* [Data supplied]
══════════
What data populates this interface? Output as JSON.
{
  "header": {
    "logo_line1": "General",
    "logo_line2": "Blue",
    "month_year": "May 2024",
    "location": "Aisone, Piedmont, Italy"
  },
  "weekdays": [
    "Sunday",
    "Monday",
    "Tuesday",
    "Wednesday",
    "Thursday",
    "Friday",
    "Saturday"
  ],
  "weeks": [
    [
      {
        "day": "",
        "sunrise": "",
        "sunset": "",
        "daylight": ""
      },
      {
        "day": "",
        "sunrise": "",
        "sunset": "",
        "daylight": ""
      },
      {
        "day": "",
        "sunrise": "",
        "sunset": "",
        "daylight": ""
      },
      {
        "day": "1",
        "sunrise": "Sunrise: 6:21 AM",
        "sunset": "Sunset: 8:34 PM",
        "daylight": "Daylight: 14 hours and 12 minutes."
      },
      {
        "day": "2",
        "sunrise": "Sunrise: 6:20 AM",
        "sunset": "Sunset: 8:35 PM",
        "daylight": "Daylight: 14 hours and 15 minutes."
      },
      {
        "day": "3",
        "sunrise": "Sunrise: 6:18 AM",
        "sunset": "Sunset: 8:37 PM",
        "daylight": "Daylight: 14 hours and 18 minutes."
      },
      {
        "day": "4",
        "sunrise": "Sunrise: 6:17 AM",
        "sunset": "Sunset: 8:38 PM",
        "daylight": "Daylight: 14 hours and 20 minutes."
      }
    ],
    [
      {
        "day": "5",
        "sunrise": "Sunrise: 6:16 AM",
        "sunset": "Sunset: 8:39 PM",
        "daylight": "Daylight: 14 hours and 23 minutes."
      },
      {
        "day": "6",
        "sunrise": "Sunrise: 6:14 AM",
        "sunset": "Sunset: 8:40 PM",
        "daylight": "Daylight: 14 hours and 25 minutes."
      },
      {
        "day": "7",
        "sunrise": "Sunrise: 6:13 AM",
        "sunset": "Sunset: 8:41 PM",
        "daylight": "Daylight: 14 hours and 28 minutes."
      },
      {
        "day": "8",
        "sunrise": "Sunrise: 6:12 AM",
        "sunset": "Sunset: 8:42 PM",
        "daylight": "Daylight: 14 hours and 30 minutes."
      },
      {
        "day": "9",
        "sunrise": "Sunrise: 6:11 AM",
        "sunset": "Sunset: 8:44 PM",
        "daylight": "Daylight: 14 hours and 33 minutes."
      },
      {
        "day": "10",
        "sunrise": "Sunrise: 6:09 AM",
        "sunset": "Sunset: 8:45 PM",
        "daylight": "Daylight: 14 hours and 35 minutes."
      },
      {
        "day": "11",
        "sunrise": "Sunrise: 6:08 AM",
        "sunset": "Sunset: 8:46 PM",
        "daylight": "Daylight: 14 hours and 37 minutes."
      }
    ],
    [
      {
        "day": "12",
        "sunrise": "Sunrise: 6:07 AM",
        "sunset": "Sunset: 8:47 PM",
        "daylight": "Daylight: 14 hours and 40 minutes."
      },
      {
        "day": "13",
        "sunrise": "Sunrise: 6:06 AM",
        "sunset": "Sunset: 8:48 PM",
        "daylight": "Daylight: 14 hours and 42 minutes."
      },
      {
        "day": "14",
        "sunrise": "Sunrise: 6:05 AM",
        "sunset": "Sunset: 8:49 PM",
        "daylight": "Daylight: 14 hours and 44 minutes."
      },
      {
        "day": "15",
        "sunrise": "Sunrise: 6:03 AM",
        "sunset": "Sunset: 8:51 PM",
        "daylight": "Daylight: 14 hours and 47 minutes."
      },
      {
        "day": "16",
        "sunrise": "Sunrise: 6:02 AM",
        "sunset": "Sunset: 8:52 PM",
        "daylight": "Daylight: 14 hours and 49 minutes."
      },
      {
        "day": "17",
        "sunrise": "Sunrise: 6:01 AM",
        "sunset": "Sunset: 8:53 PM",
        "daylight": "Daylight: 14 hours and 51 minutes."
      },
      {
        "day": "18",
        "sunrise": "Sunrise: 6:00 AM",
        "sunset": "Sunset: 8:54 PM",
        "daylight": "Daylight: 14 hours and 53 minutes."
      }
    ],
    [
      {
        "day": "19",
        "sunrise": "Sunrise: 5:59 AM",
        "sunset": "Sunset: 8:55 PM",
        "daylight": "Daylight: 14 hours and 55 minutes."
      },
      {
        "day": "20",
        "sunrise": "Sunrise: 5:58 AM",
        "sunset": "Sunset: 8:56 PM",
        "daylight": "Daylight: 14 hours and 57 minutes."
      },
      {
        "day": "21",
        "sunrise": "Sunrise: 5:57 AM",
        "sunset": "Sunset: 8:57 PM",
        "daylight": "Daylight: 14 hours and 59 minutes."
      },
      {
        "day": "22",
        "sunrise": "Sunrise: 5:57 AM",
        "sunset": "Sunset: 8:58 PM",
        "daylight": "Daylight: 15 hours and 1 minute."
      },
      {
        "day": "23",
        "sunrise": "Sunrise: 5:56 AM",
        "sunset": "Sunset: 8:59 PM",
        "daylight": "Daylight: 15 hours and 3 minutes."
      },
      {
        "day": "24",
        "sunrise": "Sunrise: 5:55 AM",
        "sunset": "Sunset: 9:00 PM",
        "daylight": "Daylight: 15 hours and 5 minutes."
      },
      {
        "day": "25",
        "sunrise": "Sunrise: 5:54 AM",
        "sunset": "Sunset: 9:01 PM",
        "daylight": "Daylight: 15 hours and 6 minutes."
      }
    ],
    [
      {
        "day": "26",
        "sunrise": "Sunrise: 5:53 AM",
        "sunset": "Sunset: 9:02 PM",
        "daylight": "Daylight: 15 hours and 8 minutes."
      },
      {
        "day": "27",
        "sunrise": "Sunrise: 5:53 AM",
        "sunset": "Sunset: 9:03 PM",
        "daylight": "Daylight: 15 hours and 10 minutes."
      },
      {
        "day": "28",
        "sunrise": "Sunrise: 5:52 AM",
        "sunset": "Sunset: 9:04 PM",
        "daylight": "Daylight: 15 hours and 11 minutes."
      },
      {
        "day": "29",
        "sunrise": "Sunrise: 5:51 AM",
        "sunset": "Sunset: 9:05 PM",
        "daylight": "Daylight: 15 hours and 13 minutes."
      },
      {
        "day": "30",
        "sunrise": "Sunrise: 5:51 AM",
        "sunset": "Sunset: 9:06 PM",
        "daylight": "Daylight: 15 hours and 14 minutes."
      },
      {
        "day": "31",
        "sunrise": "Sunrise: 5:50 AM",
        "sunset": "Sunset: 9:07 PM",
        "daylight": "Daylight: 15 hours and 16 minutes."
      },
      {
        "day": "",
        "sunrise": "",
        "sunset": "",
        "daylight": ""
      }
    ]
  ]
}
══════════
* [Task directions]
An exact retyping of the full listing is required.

* [Answer space]
What data populates this interface? Output as JSON.
{
  "header": {
    "logo_line1": "General",
    "logo_line2": "Blue",
    "month_year": "May 2024",
    "location": "Aisone, Piedmont, Italy"
  },
  "weekdays": [
    "Sunday",
    "Monday",
    "Tuesday",
    "Wednesday",
    "Thursday",
    "Friday",
    "Saturday"
  ],
  "weeks": [
    [
      {
        "day": "",
        "sunrise": "",
        "sunset": "",
        "daylight": ""
      },
      {
        "day": "",
        "sunrise": "",
        "sunset": "",
        "daylight": ""
      },
      {
        "day": "",
        "sunrise": "",
        "sunset": "",
        "daylight": ""
      },
      {
        "day": "1",
        "sunrise": "Sunrise: 6:21 AM",
        "sunset": "Sunset: 8:34 PM",
        "daylight": "Daylight: 14 hours and 12 minutes."
      },
      {
        "day": "2",
        "sunrise": "Sunrise: 6:20 AM",
        "sunset": "Sunset: 8:35 PM",
        "daylight": "Daylight: 14 hours and 15 minutes."
      },
      {
        "day": "3",
        "sunrise": "Sunrise: 6:18 AM",
        "sunset": "Sunset: 8:37 PM",
        "daylight": "Daylight: 14 hours and 18 minutes."
      },
      {
        "day": "4",
        "sunrise": "Sunrise: 6:17 AM",
        "sunset": "Sunset: 8:38 PM",
        "daylight": "Daylight: 14 hours and 20 minutes."
      }
    ],
    [
      {
        "day": "5",
        "sunrise": "Sunrise: 6:16 AM",
        "sunset": "Sunset: 8:39 PM",
        "daylight": "Daylight: 14 hours and 23 minutes."
      },
      {
        "day": "6",
        "sunrise": "Sunrise: 6:14 AM",
        "sunset": "Sunset: 8:40 PM",
        "daylight": "Daylight: 14 hours and 25 minutes."
      },
      {
        "day": "7",
        "sunrise": "Sunrise: 6:13 AM",
        "sunset": "Sunset: 8:41 PM",
        "daylight": "Daylight: 14 hours and 28 minutes."
      },
      {
        "day": "8",
        "sunrise": "Sunrise: 6:12 AM",
        "sunset": "Sunset: 8:42 PM",
        "daylight": "Daylight: 14 hours and 30 minutes."
      },
      {
        "day": "9",
        "sunrise": "Sunrise: 6:11 AM",
        "sunset": "Sunset: 8:44 PM",
        "daylight": "Daylight: 14 hours and 33 minutes."
      },
      {
        "day": "10",
        "sunrise": "Sunrise: 6:09 AM",
        "sunset": "Sunset: 8:45 PM",
        "daylight": "Daylight: 14 hours and 35 minutes."
      },
      {
        "day": "11",
        "sunrise": "Sunrise: 6:08 AM",
        "sunset": "Sunset: 8:46 PM",
        "daylight": "Daylight: 14 hours and 37 minutes."
      }
    ],
    [
      {
        "day": "12",
        "sunrise": "Sunrise: 6:07 AM",
        "sunset": "Sunset: 8:47 PM",
        "daylight": "Daylight: 14 hours and 40 minutes."
      },
      {
        "day": "13",
        "sunrise": "Sunrise: 6:06 AM",
        "sunset": "Sunset: 8:48 PM",
        "daylight": "Daylight: 14 hours and 42 minutes."
      },
      {
        "day": "14",
        "sunrise": "Sunrise: 6:05 AM",
        "sunset": "Sunset: 8:49 PM",
        "daylight": "Daylight: 14 hours and 44 minutes."
      },
      {
        "day": "15",
        "sunrise": "Sunrise: 6:03 AM",
        "sunset": "Sunset: 8:51 PM",
        "daylight": "Daylight: 14 hours and 47 minutes."
      },
      {
        "day": "16",
        "sunrise": "Sunrise: 6:02 AM",
        "sunset": "Sunset: 8:52 PM",
        "daylight": "Daylight: 14 hours and 49 minutes."
      },
      {
        "day": "17",
        "sunrise": "Sunrise: 6:01 AM",
        "sunset": "Sunset: 8:53 PM",
        "daylight": "Daylight: 14 hours and 51 minutes."
      },
      {
        "day": "18",
        "sunrise": "Sunrise: 6:00 AM",
        "sunset": "Sunset: 8:54 PM",
        "daylight": "Daylight: 14 hours and 53 minutes."
      }
    ],
    [
      {
        "day": "19",
        "sunrise": "Sunrise: 5:59 AM",
        "sunset": "Sunset: 8:55 PM",
        "daylight": "Daylight: 14 hours and 55 minutes."
      },
      {
        "day": "20",
        "sunrise": "Sunrise: 5:58 AM",
        "sunset": "Sunset: 8:56 PM",
        "daylight": "Daylight: 14 hours and 57 minutes."
      },
      {
        "day": "21",
        "sunrise": "Sunrise: 5:57 AM",
        "sunset": "Sunset: 8:57 PM",
        "daylight": "Daylight: 14 hours and 59 minutes."
      },
      {
        "day": "22",
        "sunrise": "Sunrise: 5:57 AM",
        "sunset": "Sunset: 8:58 PM",
        "daylight": "Daylight: 15 hours and 1 minute."
      },
      {
        "day": "23",
        "sunrise": "Sunrise: 5:56 AM",
        "sunset": "Sunset: 8:59 PM",
        "daylight": "Daylight: 15 hours and 3 minutes."
      },
      {
        "day": "24",
        "sunrise": "Sunrise: 5:55 AM",
        "sunset": "Sunset: 9:00 PM",
        "daylight": "Daylight: 15 hours and 5 minutes."
      },
      {
        "day": "25",
        "sunrise": "Sunrise: 5:54 AM",
        "sunset": "Sunset: 9:01 PM",
        "daylight": "Daylight: 15 hours and 6 minutes."
      }
    ],
    [
      {
        "day": "26",
        "sunrise": "Sunrise: 5:53 AM",
        "sunset": "Sunset: 9:02 PM",
        "daylight": "Daylight: 15 hours and 8 minutes."
      },
      {
        "day": "27",
        "sunrise": "Sunrise: 5:53 AM",
        "sunset": "Sunset: 9:03 PM",
        "daylight": "Daylight: 15 hours and 10 minutes."
      },
      {
        "day": "28",
        "sunrise": "Sunrise: 5:52 AM",
        "sunset": "Sunset: 9:04 PM",
        "daylight": "Daylight: 15 hours and 11 minutes."
      },
      {
        "day": "29",
        "sunrise": "Sunrise: 5:51 AM",
        "sunset": "Sunset: 9:05 PM",
        "daylight": "Daylight: 15 hours and 13 minutes."
      },
      {
        "day": "30",
        "sunrise": "Sunrise: 5:51 AM",
        "sunset": "Sunset: 9:06 PM",
        "daylight": "Daylight: 15 hours and 14 minutes."
      },
      {
        "day": "31",
        "sunrise": "Sunrise: 5:50 AM",
        "sunset": "Sunset: 9:07 PM",
        "daylight": "Daylight: 15 hours and 16 minutes."
      },
      {
        "day": "",
        "sunrise": "",
        "sunset": "",
        "daylight": ""
      }
    ]
  ]
}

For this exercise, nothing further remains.